◆ **Work task**: Everything in the listing below should be written out again exactly, except the pictures.

◆ **Data records**:
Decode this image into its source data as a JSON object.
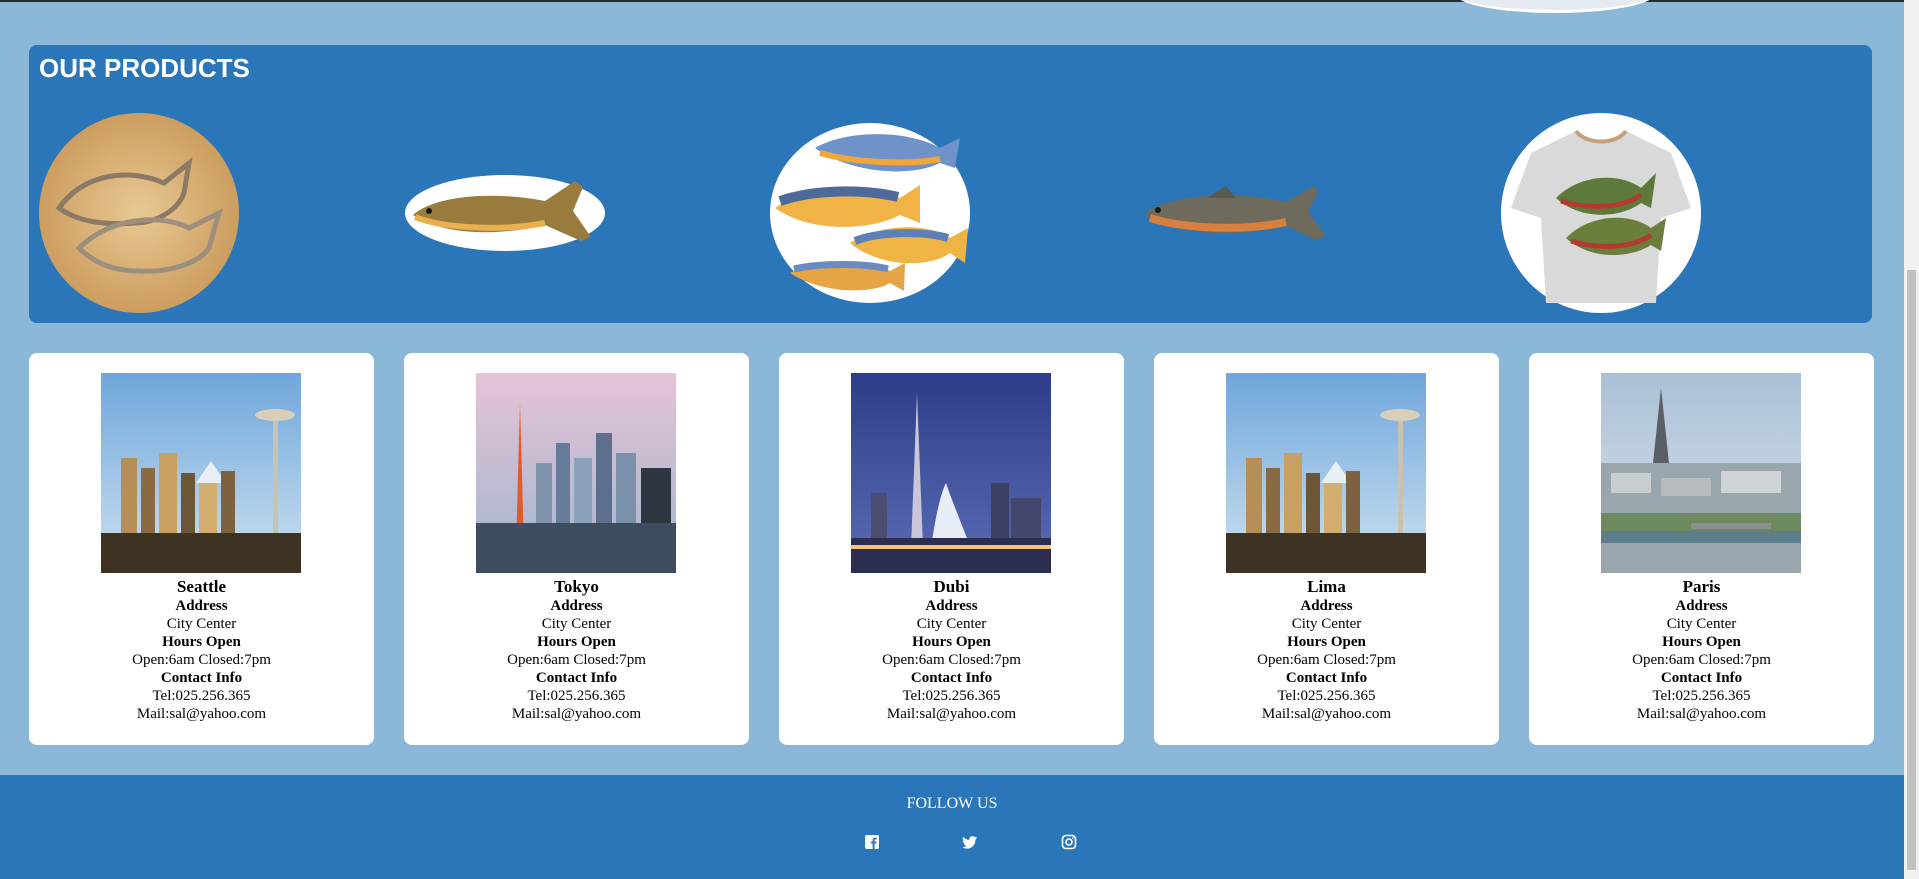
{
  "products": {
    "title": "OUR PRODUCTS",
    "items": [
      {
        "name": "salmon-cookie-cutter-image"
      },
      {
        "name": "trout-fish-image"
      },
      {
        "name": "colorful-fish-group-image"
      },
      {
        "name": "salmon-fish-image"
      },
      {
        "name": "salmon-tshirt-image"
      }
    ]
  },
  "locations": [
    {
      "city": "Seattle",
      "address_label": "Address",
      "address": "City Center",
      "hours_label": "Hours Open",
      "hours": "Open:6am Closed:7pm",
      "contact_label": "Contact Info",
      "tel": "Tel:025.256.365",
      "mail": "Mail:sal@yahoo.com"
    },
    {
      "city": "Tokyo",
      "address_label": "Address",
      "address": "City Center",
      "hours_label": "Hours Open",
      "hours": "Open:6am Closed:7pm",
      "contact_label": "Contact Info",
      "tel": "Tel:025.256.365",
      "mail": "Mail:sal@yahoo.com"
    },
    {
      "city": "Dubi",
      "address_label": "Address",
      "address": "City Center",
      "hours_label": "Hours Open",
      "hours": "Open:6am Closed:7pm",
      "contact_label": "Contact Info",
      "tel": "Tel:025.256.365",
      "mail": "Mail:sal@yahoo.com"
    },
    {
      "city": "Lima",
      "address_label": "Address",
      "address": "City Center",
      "hours_label": "Hours Open",
      "hours": "Open:6am Closed:7pm",
      "contact_label": "Contact Info",
      "tel": "Tel:025.256.365",
      "mail": "Mail:sal@yahoo.com"
    },
    {
      "city": "Paris",
      "address_label": "Address",
      "address": "City Center",
      "hours_label": "Hours Open",
      "hours": "Open:6am Closed:7pm",
      "contact_label": "Contact Info",
      "tel": "Tel:025.256.365",
      "mail": "Mail:sal@yahoo.com"
    }
  ],
  "footer": {
    "follow_label": "FOLLOW US",
    "icons": [
      "facebook-icon",
      "twitter-icon",
      "instagram-icon"
    ]
  },
  "colors": {
    "page_background": "#8bb7d9",
    "panel_blue": "#2a76b8",
    "card_background": "#ffffff"
  }
}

◆ **Written answer**:
Decode this image into its source data as a JSON object.
{
  "products": {
    "title": "OUR PRODUCTS",
    "items": [
      {
        "name": "salmon-cookie-cutter-image"
      },
      {
        "name": "trout-fish-image"
      },
      {
        "name": "colorful-fish-group-image"
      },
      {
        "name": "salmon-fish-image"
      },
      {
        "name": "salmon-tshirt-image"
      }
    ]
  },
  "locations": [
    {
      "city": "Seattle",
      "address_label": "Address",
      "address": "City Center",
      "hours_label": "Hours Open",
      "hours": "Open:6am Closed:7pm",
      "contact_label": "Contact Info",
      "tel": "Tel:025.256.365",
      "mail": "Mail:sal@yahoo.com"
    },
    {
      "city": "Tokyo",
      "address_label": "Address",
      "address": "City Center",
      "hours_label": "Hours Open",
      "hours": "Open:6am Closed:7pm",
      "contact_label": "Contact Info",
      "tel": "Tel:025.256.365",
      "mail": "Mail:sal@yahoo.com"
    },
    {
      "city": "Dubi",
      "address_label": "Address",
      "address": "City Center",
      "hours_label": "Hours Open",
      "hours": "Open:6am Closed:7pm",
      "contact_label": "Contact Info",
      "tel": "Tel:025.256.365",
      "mail": "Mail:sal@yahoo.com"
    },
    {
      "city": "Lima",
      "address_label": "Address",
      "address": "City Center",
      "hours_label": "Hours Open",
      "hours": "Open:6am Closed:7pm",
      "contact_label": "Contact Info",
      "tel": "Tel:025.256.365",
      "mail": "Mail:sal@yahoo.com"
    },
    {
      "city": "Paris",
      "address_label": "Address",
      "address": "City Center",
      "hours_label": "Hours Open",
      "hours": "Open:6am Closed:7pm",
      "contact_label": "Contact Info",
      "tel": "Tel:025.256.365",
      "mail": "Mail:sal@yahoo.com"
    }
  ],
  "footer": {
    "follow_label": "FOLLOW US",
    "icons": [
      "facebook-icon",
      "twitter-icon",
      "instagram-icon"
    ]
  },
  "colors": {
    "page_background": "#8bb7d9",
    "panel_blue": "#2a76b8",
    "card_background": "#ffffff"
  }
}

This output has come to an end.